Copy each line of the records that holds the string "production".

(EXERCISE MATERIAL Opens)

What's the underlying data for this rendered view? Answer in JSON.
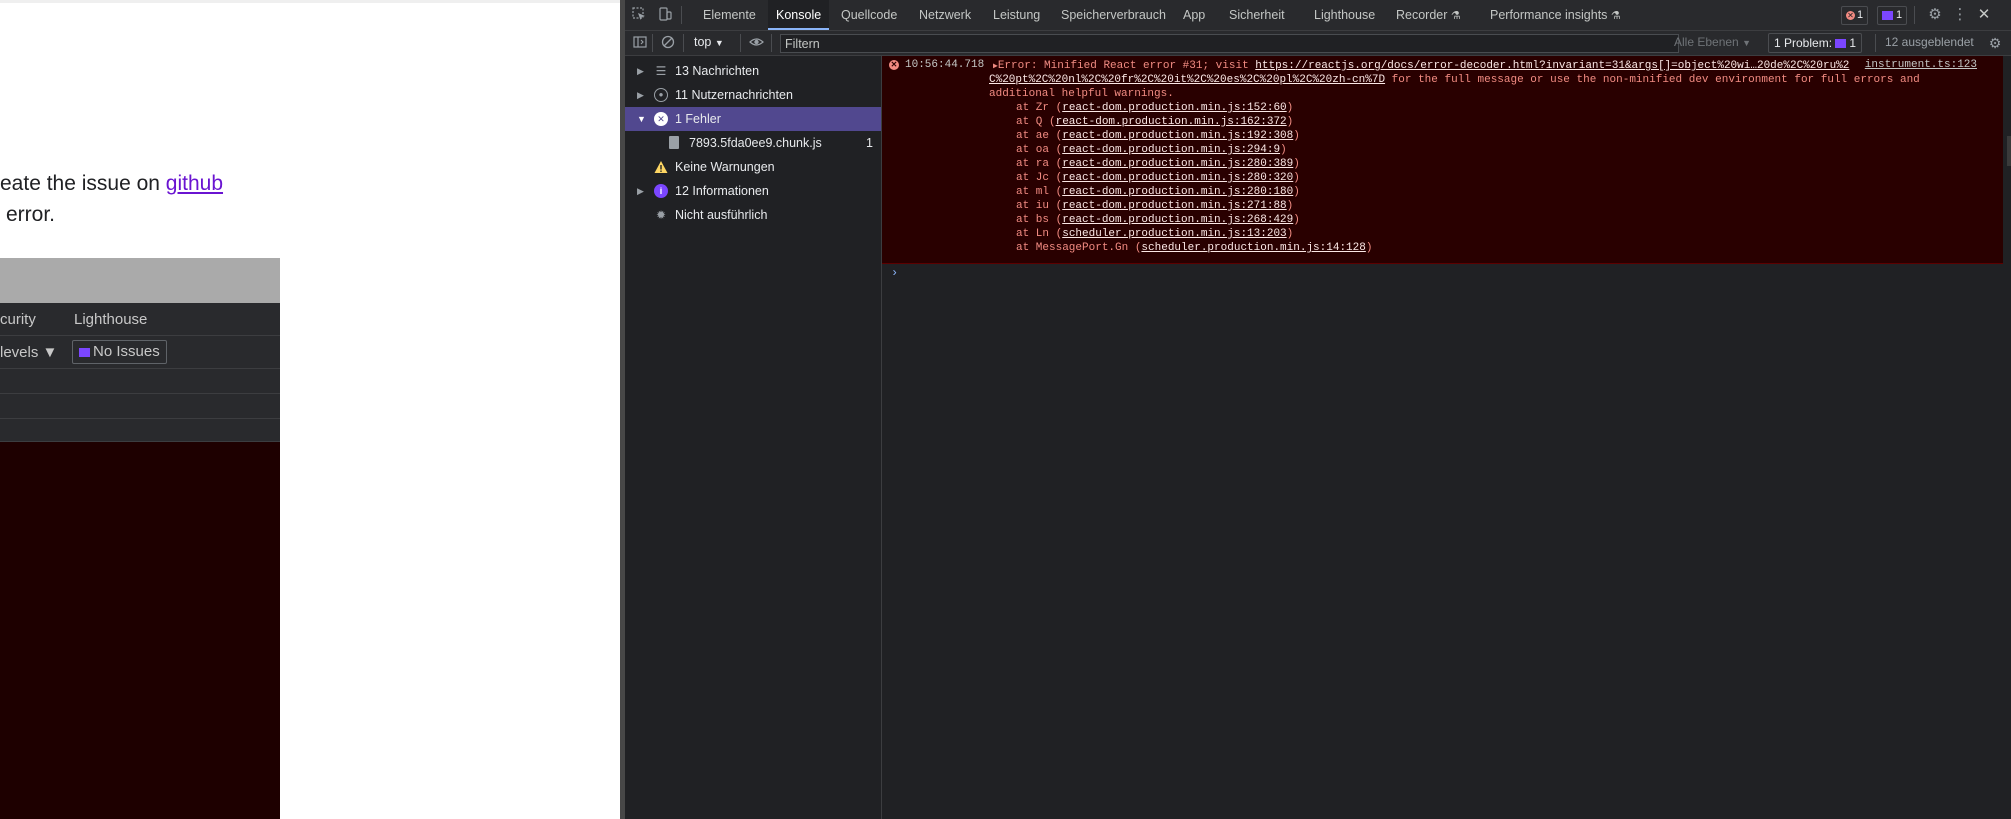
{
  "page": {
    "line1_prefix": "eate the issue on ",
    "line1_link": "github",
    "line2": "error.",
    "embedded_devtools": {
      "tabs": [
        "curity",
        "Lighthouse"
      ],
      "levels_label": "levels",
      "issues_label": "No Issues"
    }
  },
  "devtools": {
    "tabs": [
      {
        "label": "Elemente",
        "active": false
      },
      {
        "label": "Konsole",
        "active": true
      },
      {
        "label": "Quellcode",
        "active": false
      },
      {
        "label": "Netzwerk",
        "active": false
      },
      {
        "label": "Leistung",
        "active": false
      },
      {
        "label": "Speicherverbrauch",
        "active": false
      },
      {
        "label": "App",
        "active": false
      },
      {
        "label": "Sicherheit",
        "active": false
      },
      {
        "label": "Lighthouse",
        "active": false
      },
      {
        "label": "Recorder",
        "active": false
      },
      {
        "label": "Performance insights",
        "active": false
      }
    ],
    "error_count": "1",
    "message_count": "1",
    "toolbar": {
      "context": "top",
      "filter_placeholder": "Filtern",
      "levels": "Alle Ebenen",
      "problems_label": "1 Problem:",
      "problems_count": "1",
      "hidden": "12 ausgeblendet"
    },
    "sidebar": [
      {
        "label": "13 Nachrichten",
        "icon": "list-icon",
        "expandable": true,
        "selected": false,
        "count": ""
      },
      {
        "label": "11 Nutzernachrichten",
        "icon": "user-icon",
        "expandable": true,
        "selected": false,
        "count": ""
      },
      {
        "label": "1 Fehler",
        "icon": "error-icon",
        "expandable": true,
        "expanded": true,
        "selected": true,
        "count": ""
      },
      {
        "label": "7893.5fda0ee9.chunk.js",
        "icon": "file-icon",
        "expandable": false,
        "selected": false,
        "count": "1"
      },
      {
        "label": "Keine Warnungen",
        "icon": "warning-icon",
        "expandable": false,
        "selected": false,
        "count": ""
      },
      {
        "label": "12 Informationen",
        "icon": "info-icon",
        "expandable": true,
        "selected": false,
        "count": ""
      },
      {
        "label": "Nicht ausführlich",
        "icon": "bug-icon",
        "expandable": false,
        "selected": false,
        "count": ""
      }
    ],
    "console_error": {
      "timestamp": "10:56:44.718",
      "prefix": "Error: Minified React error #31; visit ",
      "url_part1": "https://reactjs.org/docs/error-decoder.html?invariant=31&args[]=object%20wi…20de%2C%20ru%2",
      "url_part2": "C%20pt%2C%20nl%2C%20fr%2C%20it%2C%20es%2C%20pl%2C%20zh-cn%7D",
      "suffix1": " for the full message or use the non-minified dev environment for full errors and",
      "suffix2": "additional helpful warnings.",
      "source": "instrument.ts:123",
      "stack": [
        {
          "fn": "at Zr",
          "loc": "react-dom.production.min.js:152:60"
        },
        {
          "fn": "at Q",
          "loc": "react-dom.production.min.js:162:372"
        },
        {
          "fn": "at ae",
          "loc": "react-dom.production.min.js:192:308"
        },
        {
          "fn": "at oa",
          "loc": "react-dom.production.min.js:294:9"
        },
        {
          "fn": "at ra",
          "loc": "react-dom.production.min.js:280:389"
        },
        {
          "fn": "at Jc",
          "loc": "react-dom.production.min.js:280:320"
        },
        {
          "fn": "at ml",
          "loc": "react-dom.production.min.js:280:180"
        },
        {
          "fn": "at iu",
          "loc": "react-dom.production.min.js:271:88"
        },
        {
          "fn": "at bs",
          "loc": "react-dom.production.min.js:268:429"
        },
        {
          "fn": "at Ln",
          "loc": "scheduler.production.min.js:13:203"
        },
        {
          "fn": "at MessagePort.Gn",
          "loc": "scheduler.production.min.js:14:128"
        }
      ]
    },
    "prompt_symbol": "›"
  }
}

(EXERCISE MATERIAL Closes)
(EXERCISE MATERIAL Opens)

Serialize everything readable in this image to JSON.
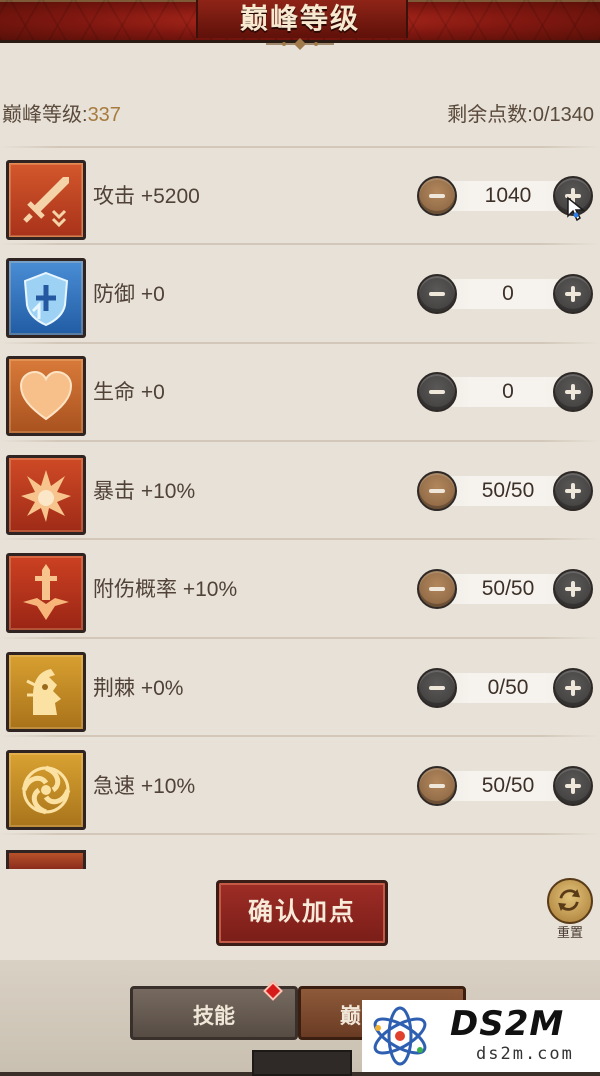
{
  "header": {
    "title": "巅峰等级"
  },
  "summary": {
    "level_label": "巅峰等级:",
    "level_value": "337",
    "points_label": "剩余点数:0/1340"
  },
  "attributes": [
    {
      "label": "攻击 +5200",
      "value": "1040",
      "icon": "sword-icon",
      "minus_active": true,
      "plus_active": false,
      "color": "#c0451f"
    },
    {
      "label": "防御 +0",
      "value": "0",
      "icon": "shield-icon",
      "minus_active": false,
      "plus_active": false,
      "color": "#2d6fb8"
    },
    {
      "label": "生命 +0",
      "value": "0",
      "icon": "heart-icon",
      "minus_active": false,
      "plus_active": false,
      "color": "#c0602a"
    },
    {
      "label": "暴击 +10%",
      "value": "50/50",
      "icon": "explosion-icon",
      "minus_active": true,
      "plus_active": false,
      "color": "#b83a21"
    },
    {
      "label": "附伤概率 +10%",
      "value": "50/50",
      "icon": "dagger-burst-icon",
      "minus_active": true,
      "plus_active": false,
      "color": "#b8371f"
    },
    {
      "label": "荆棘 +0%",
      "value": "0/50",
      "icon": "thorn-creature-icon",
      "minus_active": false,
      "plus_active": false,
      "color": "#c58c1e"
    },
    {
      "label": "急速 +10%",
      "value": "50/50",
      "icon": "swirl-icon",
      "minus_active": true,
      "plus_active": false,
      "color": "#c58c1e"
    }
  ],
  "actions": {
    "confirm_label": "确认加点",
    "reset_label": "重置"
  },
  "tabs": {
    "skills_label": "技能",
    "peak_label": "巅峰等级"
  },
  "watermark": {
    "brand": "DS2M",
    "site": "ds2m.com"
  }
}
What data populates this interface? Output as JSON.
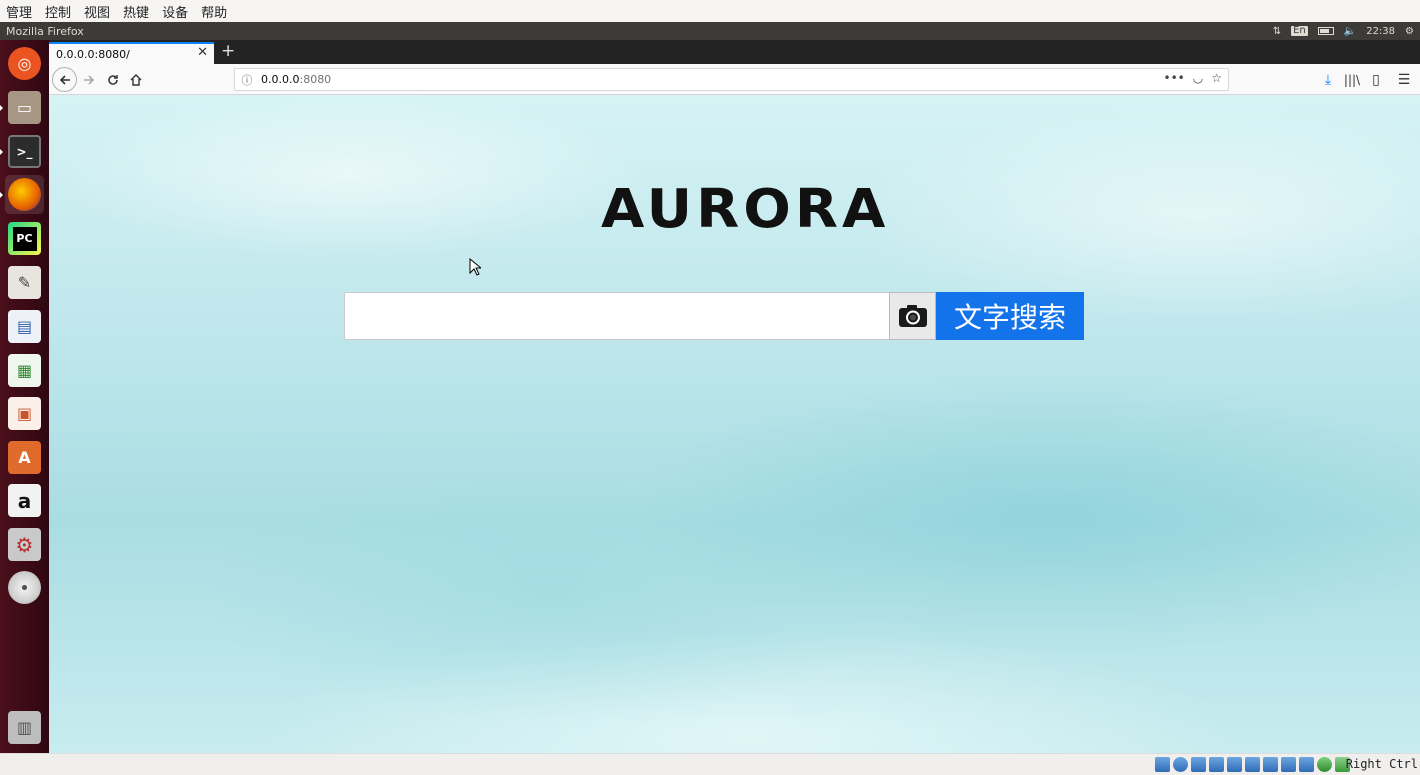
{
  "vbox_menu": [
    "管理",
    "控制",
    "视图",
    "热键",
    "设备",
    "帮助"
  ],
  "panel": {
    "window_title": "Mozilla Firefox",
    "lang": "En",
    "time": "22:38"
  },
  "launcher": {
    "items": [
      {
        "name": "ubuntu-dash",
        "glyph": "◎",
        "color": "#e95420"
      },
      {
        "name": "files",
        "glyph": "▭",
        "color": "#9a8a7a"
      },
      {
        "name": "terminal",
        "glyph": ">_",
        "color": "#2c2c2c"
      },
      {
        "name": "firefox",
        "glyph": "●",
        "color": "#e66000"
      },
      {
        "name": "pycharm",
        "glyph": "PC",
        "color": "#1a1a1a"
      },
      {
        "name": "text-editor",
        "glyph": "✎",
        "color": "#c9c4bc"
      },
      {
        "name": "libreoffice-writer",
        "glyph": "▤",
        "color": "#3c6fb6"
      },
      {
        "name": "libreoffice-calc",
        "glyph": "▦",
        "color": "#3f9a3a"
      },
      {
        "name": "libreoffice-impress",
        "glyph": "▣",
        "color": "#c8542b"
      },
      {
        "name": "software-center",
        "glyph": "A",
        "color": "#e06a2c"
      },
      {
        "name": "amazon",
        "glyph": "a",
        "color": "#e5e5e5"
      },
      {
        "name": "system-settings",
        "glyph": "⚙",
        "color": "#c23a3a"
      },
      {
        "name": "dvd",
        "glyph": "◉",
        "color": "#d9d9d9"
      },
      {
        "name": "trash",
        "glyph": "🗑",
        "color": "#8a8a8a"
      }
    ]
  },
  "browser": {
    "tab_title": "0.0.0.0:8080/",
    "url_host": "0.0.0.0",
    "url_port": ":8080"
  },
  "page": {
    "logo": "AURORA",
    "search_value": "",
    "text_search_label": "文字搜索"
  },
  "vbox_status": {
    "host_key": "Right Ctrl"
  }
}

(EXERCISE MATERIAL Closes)

◆ REPLY TO THE TASK ◆
          "loc": "react-dom.production.min.js:152:60"
          "loc": "react-dom.production.min.js:162:372"
          "loc": "react-dom.production.min.js:192:308"
          "loc": "react-dom.production.min.js:294:9"
          "loc": "react-dom.production.min.js:280:389"
          "loc": "react-dom.production.min.js:280:320"
          "loc": "react-dom.production.min.js:280:180"
          "loc": "react-dom.production.min.js:271:88"
          "loc": "react-dom.production.min.js:268:429"
          "loc": "scheduler.production.min.js:13:203"
          "loc": "scheduler.production.min.js:14:128"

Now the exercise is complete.